Personally, I focus almost exclusively on low-cost contests. My daily writing commitments during the season are pretty steep. I often have only a few minutes to customize my own lineups and later verify weather, umpire, and other conditions. Since I have to rush on some days, unforced errors are not unknown. As I said before, you have to be realistic.
I typically start a season by playing only $5-and-under games for a total of around $20-$25 per day. My initial bankroll is usually only around $300. On one occasion, I zeroed out in April! I switched to $3 of daily entries and slowly rebuilt my cash reserves. Those micro-cost contests are also the easiest to win. By the end of the year, I had made my way back to $20 per day and even made a tiny profit. It was a rewarding experience.
I’ll occasionally make undisciplined forays into large contests if I have a strong scouting find (I made a lot of money on Aristides Aquino last year before everybody picked up on him) or if I’m chasing a big overlay (more on those in the next section). Treat these pivots out of your usual bankroll rules as an advanced play. In other words, resist the urge to ramp up too quickly until you’ve mastered your target contests. To be honest, I’ve lost money on these so-called advanced plays.
Beating the System
I have three tips for beating the system. The first is to use a daily projection system. The most ambitious among you can build something from scratch. There are also plenty of these on the market. I’m most comfortable with the projections underpinning SaberSim (Steamer with some daily adjustments) and Derek Carty’s THE BAT. Again, I cannot comment on their multi-entry lineup generators. Both are paid services stuffed with features.
Some contests have low or no rake. These are usually associated with a website. For example, Baseball Prospectus ran a no-rake GPP on DraftKings during the 2017 season. Through my The Daily Grind column on FanGraphs, I ran a similar contest on FantasyDraft for the 2018 and 2019 seasons. With little or no rake, it’s easier to either luck or skill your way to the victory lane. As of mid-2019, FantasyDraft has done away with rakes, instead replacing them with a subscription fee. If you’re in the industry like me and have freelance income, the fee has positive tax implications.

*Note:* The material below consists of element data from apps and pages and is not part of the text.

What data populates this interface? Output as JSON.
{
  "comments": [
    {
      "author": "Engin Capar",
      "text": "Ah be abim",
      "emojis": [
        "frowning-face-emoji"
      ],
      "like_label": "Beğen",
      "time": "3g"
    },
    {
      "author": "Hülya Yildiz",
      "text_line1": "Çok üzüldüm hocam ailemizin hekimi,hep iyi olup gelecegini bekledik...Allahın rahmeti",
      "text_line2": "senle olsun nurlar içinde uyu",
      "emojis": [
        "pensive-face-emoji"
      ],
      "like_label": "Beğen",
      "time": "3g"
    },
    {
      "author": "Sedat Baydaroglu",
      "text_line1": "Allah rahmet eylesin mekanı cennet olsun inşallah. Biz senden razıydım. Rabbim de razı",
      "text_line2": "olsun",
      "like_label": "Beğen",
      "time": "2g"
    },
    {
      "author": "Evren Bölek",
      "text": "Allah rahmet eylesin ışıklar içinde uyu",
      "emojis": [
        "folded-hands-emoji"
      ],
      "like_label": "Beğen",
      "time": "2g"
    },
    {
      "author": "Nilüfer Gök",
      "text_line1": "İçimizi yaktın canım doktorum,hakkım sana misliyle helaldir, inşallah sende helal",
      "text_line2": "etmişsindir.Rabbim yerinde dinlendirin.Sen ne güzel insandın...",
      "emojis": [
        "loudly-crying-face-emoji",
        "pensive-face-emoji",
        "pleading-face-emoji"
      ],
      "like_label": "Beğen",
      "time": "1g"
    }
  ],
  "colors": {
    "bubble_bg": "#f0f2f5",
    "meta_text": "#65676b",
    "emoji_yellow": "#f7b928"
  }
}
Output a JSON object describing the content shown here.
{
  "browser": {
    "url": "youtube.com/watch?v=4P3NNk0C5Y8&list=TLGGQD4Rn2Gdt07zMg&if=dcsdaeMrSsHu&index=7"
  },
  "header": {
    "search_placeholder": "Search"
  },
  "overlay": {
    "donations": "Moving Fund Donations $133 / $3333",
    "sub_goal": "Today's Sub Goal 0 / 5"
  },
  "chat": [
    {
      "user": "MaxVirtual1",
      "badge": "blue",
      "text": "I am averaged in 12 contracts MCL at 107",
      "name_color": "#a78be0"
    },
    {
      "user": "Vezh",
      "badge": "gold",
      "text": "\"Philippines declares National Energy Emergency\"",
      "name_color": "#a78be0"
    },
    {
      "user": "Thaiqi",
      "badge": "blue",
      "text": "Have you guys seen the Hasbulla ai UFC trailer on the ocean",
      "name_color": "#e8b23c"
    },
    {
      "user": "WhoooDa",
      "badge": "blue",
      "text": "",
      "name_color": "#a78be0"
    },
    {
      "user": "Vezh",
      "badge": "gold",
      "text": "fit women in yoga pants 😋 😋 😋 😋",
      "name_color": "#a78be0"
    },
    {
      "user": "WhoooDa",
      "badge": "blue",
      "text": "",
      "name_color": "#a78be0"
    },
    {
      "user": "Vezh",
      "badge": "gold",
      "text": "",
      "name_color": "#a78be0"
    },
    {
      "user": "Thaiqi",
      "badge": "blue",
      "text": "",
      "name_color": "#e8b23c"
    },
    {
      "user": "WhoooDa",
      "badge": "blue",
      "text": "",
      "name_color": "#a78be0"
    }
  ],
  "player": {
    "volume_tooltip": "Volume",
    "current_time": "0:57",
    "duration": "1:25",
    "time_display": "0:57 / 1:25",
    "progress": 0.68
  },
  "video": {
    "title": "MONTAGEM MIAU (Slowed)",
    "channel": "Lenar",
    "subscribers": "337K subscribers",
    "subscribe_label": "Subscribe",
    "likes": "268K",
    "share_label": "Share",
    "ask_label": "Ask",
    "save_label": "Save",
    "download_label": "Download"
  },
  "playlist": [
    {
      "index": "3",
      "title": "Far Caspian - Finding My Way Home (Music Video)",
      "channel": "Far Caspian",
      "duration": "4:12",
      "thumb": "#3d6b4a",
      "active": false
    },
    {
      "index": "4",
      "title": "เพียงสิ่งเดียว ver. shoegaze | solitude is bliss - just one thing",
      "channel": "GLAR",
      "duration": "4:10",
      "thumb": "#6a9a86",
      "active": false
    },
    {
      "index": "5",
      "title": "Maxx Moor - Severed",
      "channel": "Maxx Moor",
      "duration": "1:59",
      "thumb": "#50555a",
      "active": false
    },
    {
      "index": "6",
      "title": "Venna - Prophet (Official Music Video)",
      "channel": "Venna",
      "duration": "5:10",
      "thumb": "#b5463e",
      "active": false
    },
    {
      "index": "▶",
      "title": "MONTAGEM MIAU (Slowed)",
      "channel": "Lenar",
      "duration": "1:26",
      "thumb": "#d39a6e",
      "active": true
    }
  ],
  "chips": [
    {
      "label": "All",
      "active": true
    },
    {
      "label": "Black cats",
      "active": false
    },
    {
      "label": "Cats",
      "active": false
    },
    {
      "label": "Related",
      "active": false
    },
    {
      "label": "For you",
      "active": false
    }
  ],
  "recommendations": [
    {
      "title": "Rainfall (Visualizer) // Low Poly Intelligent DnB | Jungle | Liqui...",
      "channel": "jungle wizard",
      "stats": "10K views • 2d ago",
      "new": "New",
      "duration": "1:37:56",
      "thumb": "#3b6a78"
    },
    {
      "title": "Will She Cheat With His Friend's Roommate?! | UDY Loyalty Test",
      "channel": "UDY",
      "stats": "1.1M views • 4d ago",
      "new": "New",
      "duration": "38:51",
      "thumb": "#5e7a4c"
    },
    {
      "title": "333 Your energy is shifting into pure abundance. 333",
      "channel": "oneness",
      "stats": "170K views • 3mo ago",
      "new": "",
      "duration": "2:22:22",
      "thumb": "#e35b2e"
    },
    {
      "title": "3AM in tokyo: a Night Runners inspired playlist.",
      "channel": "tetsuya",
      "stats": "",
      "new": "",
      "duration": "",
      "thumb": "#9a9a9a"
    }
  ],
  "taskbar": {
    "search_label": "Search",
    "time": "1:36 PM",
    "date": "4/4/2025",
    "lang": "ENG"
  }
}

If you thirst for the occasional big money play, be on the lookout for overlays. An overlay occurs when the prize pool of a GPP exceeds the buy-in of the entrants. For example, using the KBO example above, an overlay will occur if there are fewer than 1,666 entrants. Overlays tend to be rare on the major sites because everybody is hunting for them. Keep an eye out for weird conditions like uncertain weather to drive down entries. Second-tier sites are more likely to have overlays, but they’ll also have smaller prize pools.